I have an Oracle 10.2.0.4 situation where I am testing using DBMS_SQLTUNE.IMPORT_SQL_PROFILE to effectively create what I might call “selective cursor sharing equals FORCE” for a given SQL (select) query(ies). The instance has cursor_sharing set to EXACT, which, I am not inclined to modify.
After running the aforementioned procedure and verifying that it is correctly set up by querying DBA_SQL_PROFILES, when I try submitting additional similar queries (with only the literal value changed), I see in V$SQL that the sql_text for the additional queries does not use a system generated bind variable, rather, it uses the exact literal value as when submitted the queries. I had expected it to behave as if cursor_sharing were set to FORCE and replace the literals with a system generated bind variable. The additional queries do, however, have the same value for the FORCE_MATCHING_SIGNATURE attribute of V$SQL.
Given the above, I need to know if I am doing everything properly.
Should Oracle be replacing the new literal values with a system generated bind variable?
Does the fact that these additional similar queries have the same FORCE_MATCHING_SIGNATURE value tell me this technique is in fact working?
Does this technique eliminate or greatly reduce hard parsing for the affected SQL statements?
I don’t usually reply to private requests for assistance with Oracle – it’s not an efficient use of my time. But occasionally a question appears that is sufficiently generic that it’s worth answering in public. In this case it’s worth making the point that force_match and cursor_sharing = force are completely unrelated.
So, in order:

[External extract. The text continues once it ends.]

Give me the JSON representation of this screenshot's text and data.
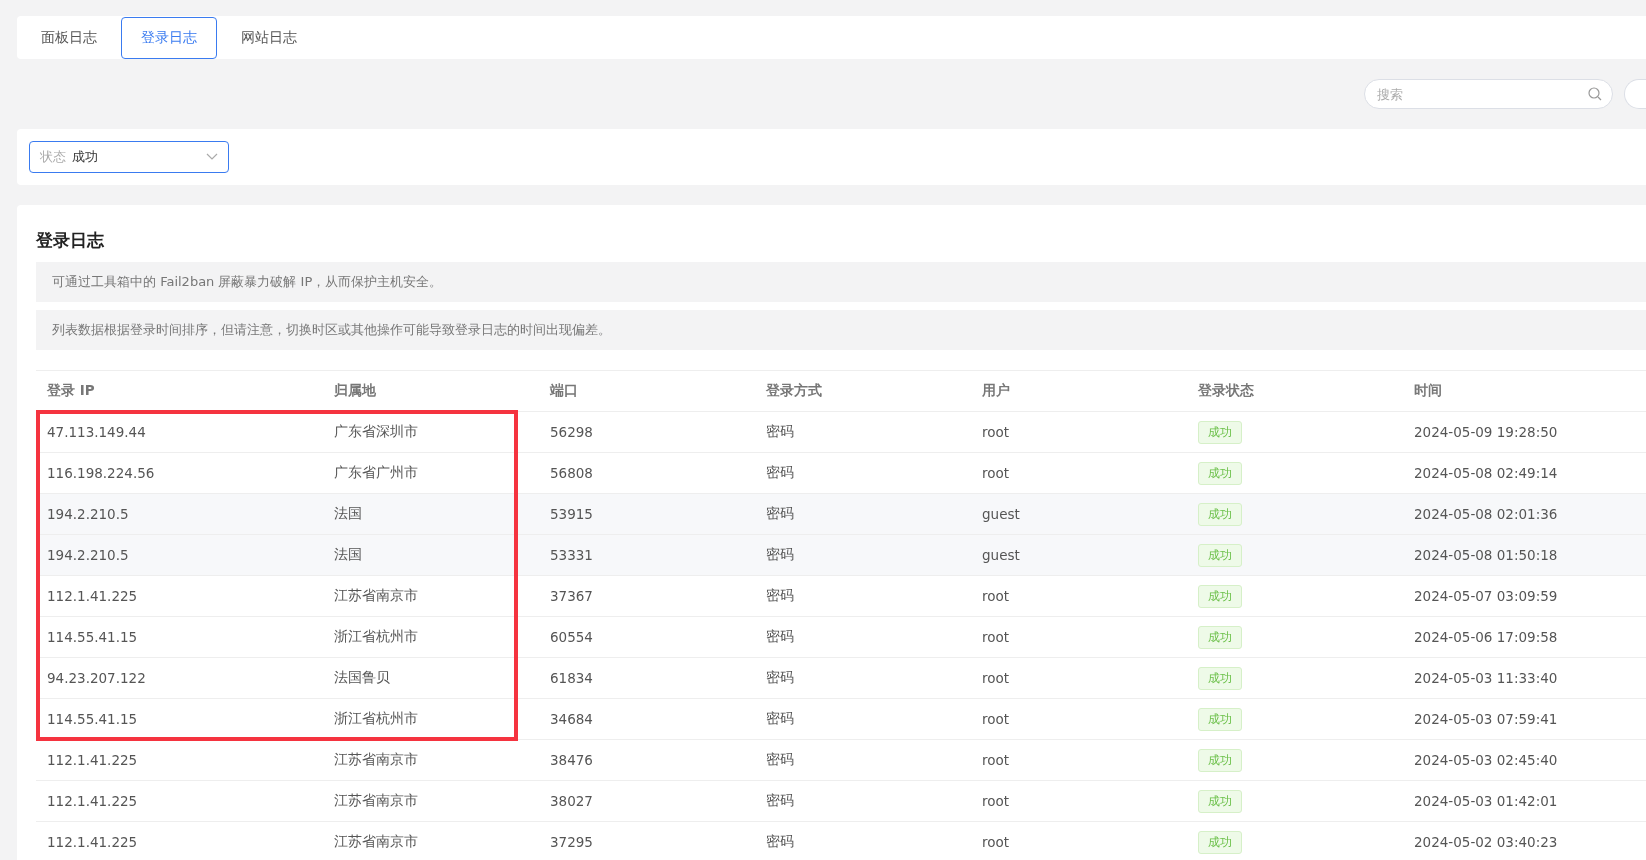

1. Should Oracle be replacing the new literal values with a system generated bind variable?
No. force_match simply means the profile (i.e. set of hints) will be applied to the SQL even though the literals do not match. The optimizer will then optimize the statement in the light of those hints.

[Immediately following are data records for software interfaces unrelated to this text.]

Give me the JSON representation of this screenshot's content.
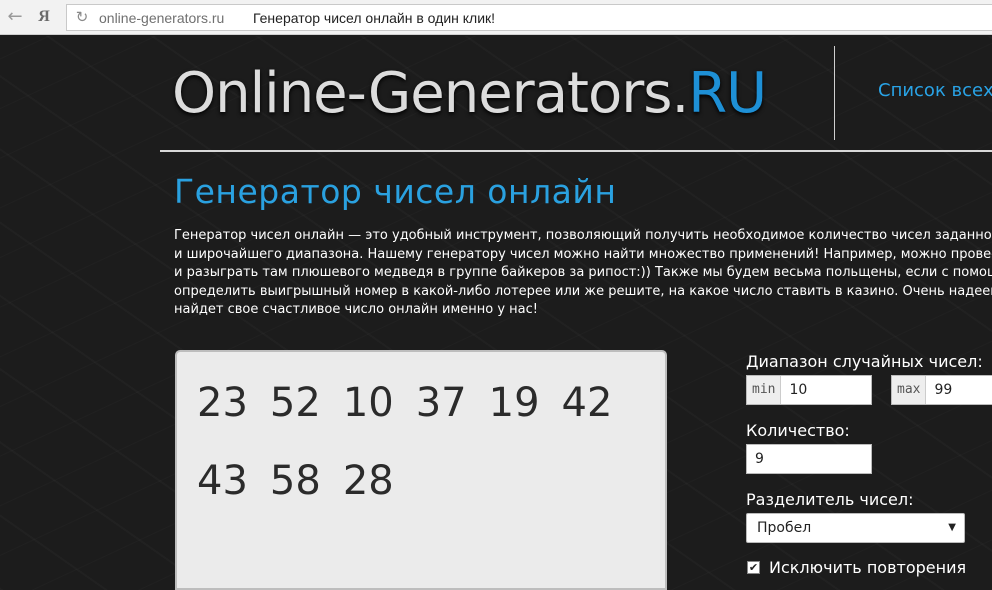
{
  "browser": {
    "back_icon": "←",
    "yandex_logo": "Я",
    "reload_icon": "↻",
    "domain": "online-generators.ru",
    "page_title": "Генератор чисел онлайн в один клик!"
  },
  "header": {
    "logo_main": "Online-Generators.",
    "logo_tld": "RU",
    "nav_link": "Список всех"
  },
  "main": {
    "title": "Генератор чисел онлайн",
    "intro_lines": [
      "Генератор чисел онлайн — это удобный инструмент, позволяющий получить необходимое количество чисел заданно",
      "и широчайшего диапазона. Нашему генератору чисел можно найти множество применений! Например, можно провести",
      "и разыграть там плюшевого медведя в группе байкеров за рипост:)) Также мы будем весьма польщены, если с помощ",
      "определить выигрышный номер в какой-либо лотерее или же решите, на какое число ставить в казино. Очень надеем",
      "найдет свое счастливое число онлайн именно у нас!"
    ]
  },
  "result": {
    "numbers": [
      "23",
      "52",
      "10",
      "37",
      "19",
      "42",
      "43",
      "58",
      "28"
    ]
  },
  "settings": {
    "range_label": "Диапазон случайных чисел:",
    "min_tag": "min",
    "min_value": "10",
    "max_tag": "max",
    "max_value": "99",
    "count_label": "Количество:",
    "count_value": "9",
    "separator_label": "Разделитель чисел:",
    "separator_value": "Пробел",
    "exclude_label": "Исключить повторения",
    "exclude_checked": true
  },
  "colors": {
    "accent": "#2aa1e0",
    "background": "#1c1c1c"
  }
}
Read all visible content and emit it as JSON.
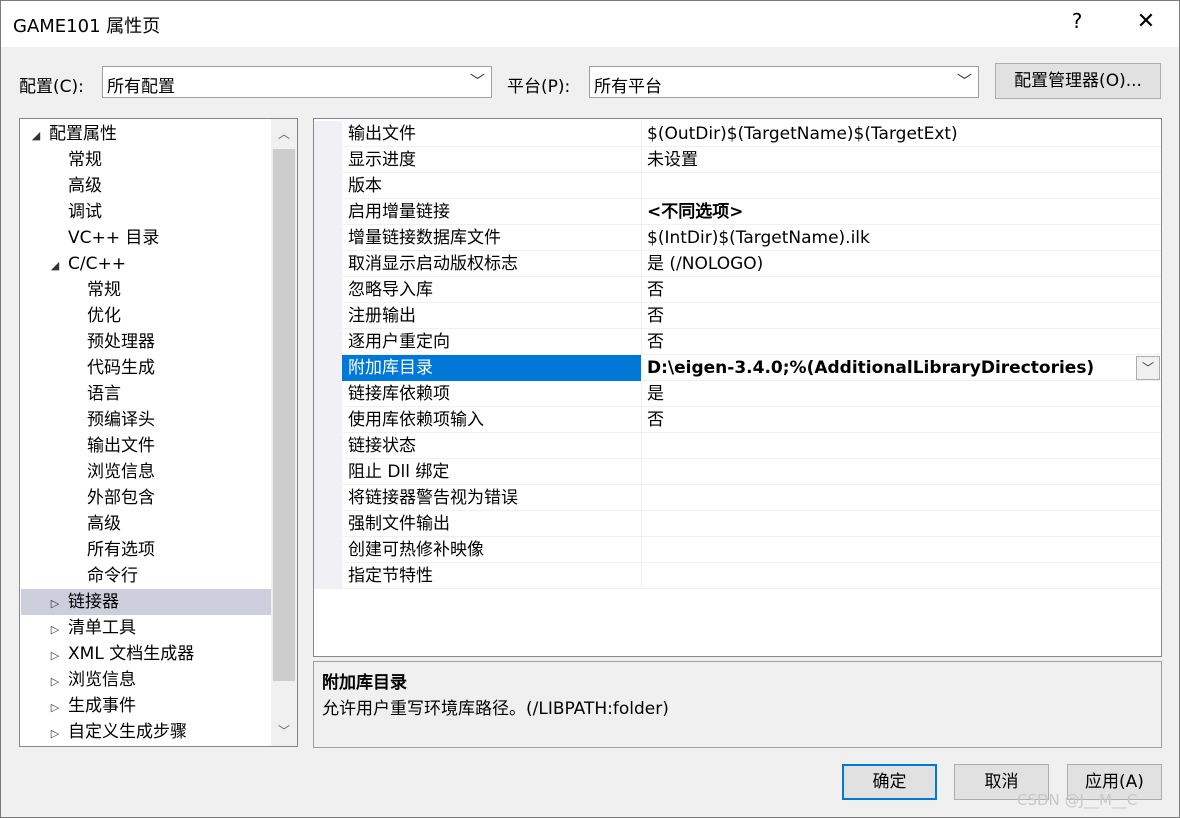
{
  "window": {
    "title": "GAME101 属性页",
    "help": "?",
    "close": "✕"
  },
  "config": {
    "config_label": "配置(C):",
    "config_value": "所有配置",
    "platform_label": "平台(P):",
    "platform_value": "所有平台",
    "manager_button": "配置管理器(O)..."
  },
  "tree": [
    {
      "label": "配置属性",
      "level": 0,
      "expander": "◢",
      "selected": false
    },
    {
      "label": "常规",
      "level": 1,
      "expander": "",
      "selected": false
    },
    {
      "label": "高级",
      "level": 1,
      "expander": "",
      "selected": false
    },
    {
      "label": "调试",
      "level": 1,
      "expander": "",
      "selected": false
    },
    {
      "label": "VC++ 目录",
      "level": 1,
      "expander": "",
      "selected": false
    },
    {
      "label": "C/C++",
      "level": 1,
      "expander": "◢",
      "selected": false
    },
    {
      "label": "常规",
      "level": 2,
      "expander": "",
      "selected": false
    },
    {
      "label": "优化",
      "level": 2,
      "expander": "",
      "selected": false
    },
    {
      "label": "预处理器",
      "level": 2,
      "expander": "",
      "selected": false
    },
    {
      "label": "代码生成",
      "level": 2,
      "expander": "",
      "selected": false
    },
    {
      "label": "语言",
      "level": 2,
      "expander": "",
      "selected": false
    },
    {
      "label": "预编译头",
      "level": 2,
      "expander": "",
      "selected": false
    },
    {
      "label": "输出文件",
      "level": 2,
      "expander": "",
      "selected": false
    },
    {
      "label": "浏览信息",
      "level": 2,
      "expander": "",
      "selected": false
    },
    {
      "label": "外部包含",
      "level": 2,
      "expander": "",
      "selected": false
    },
    {
      "label": "高级",
      "level": 2,
      "expander": "",
      "selected": false
    },
    {
      "label": "所有选项",
      "level": 2,
      "expander": "",
      "selected": false
    },
    {
      "label": "命令行",
      "level": 2,
      "expander": "",
      "selected": false
    },
    {
      "label": "链接器",
      "level": 1,
      "expander": "▷",
      "selected": true
    },
    {
      "label": "清单工具",
      "level": 1,
      "expander": "▷",
      "selected": false
    },
    {
      "label": "XML 文档生成器",
      "level": 1,
      "expander": "▷",
      "selected": false
    },
    {
      "label": "浏览信息",
      "level": 1,
      "expander": "▷",
      "selected": false
    },
    {
      "label": "生成事件",
      "level": 1,
      "expander": "▷",
      "selected": false
    },
    {
      "label": "自定义生成步骤",
      "level": 1,
      "expander": "▷",
      "selected": false
    }
  ],
  "properties": [
    {
      "name": "输出文件",
      "value": "$(OutDir)$(TargetName)$(TargetExt)",
      "bold": false,
      "selected": false
    },
    {
      "name": "显示进度",
      "value": "未设置",
      "bold": false,
      "selected": false
    },
    {
      "name": "版本",
      "value": "",
      "bold": false,
      "selected": false
    },
    {
      "name": "启用增量链接",
      "value": "<不同选项>",
      "bold": true,
      "selected": false
    },
    {
      "name": "增量链接数据库文件",
      "value": "$(IntDir)$(TargetName).ilk",
      "bold": false,
      "selected": false
    },
    {
      "name": "取消显示启动版权标志",
      "value": "是 (/NOLOGO)",
      "bold": false,
      "selected": false
    },
    {
      "name": "忽略导入库",
      "value": "否",
      "bold": false,
      "selected": false
    },
    {
      "name": "注册输出",
      "value": "否",
      "bold": false,
      "selected": false
    },
    {
      "name": "逐用户重定向",
      "value": "否",
      "bold": false,
      "selected": false
    },
    {
      "name": "附加库目录",
      "value": "D:\\eigen-3.4.0;%(AdditionalLibraryDirectories)",
      "bold": true,
      "selected": true
    },
    {
      "name": "链接库依赖项",
      "value": "是",
      "bold": false,
      "selected": false
    },
    {
      "name": "使用库依赖项输入",
      "value": "否",
      "bold": false,
      "selected": false
    },
    {
      "name": "链接状态",
      "value": "",
      "bold": false,
      "selected": false
    },
    {
      "name": "阻止 Dll 绑定",
      "value": "",
      "bold": false,
      "selected": false
    },
    {
      "name": "将链接器警告视为错误",
      "value": "",
      "bold": false,
      "selected": false
    },
    {
      "name": "强制文件输出",
      "value": "",
      "bold": false,
      "selected": false
    },
    {
      "name": "创建可热修补映像",
      "value": "",
      "bold": false,
      "selected": false
    },
    {
      "name": "指定节特性",
      "value": "",
      "bold": false,
      "selected": false
    }
  ],
  "description": {
    "title": "附加库目录",
    "text": "允许用户重写环境库路径。(/LIBPATH:folder)"
  },
  "buttons": {
    "ok": "确定",
    "cancel": "取消",
    "apply": "应用(A)"
  },
  "watermark": "CSDN @J__M__C",
  "icons": {
    "dropdown": "chevron-down-icon",
    "scroll_up": "scroll-up-icon",
    "scroll_down": "scroll-down-icon"
  }
}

2. Does the fact that these additional similar queries have the same FORCE_MATCHING_SIGNATURE value tell me this technique is in fact working?
Yes, probably – though technically it’s indicating that the matching should have applied to these statement – but you could use dbms_xplan.display_cursor() to check whether the notes (in column xml_other of v$sql_plan) includes a comment like: ‘SQL_PROFILE XXXXXX used for this query’ if you wanted to be sure.

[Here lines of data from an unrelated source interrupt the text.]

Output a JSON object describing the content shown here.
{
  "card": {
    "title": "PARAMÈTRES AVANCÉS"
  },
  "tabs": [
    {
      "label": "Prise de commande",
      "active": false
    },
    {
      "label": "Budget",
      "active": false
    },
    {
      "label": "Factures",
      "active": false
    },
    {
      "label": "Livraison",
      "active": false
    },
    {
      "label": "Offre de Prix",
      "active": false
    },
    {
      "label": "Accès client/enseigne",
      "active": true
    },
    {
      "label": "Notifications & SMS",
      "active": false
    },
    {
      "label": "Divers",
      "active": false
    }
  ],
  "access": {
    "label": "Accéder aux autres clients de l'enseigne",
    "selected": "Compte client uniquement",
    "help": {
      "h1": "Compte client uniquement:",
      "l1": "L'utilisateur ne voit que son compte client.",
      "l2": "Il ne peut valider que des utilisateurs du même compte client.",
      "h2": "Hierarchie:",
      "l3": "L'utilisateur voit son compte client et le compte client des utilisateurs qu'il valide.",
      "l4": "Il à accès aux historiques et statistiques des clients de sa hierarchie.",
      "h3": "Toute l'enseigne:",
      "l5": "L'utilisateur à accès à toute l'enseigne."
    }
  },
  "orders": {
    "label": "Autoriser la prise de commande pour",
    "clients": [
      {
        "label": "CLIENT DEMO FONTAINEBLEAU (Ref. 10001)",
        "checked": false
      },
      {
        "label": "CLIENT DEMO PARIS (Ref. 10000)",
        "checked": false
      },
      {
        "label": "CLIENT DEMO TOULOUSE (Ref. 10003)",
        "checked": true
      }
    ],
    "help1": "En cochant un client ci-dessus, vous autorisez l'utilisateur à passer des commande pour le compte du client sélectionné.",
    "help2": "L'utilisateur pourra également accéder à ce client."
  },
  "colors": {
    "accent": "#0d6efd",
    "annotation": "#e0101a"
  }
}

3. Does this technique eliminate or greatly reduce hard parsing for the affected SQL statements?
It probably reduces the work done during hard parsing if your constructed profile include hints like leading(), index() and so on – but the optimizer still has to hard parse the “profile-hinted” SQL. Any saving comes from the number of execution paths the optimizer avoids considering because the hints block them. Note: a SQL profile generated by the dbms_sqltune package will only include opt_estimate() hints, which change the arithemetic but don’t limit choice of execution paths, so a “genuine” profile could actually mean the optimizer does more work optimising a statement that it would without the hints.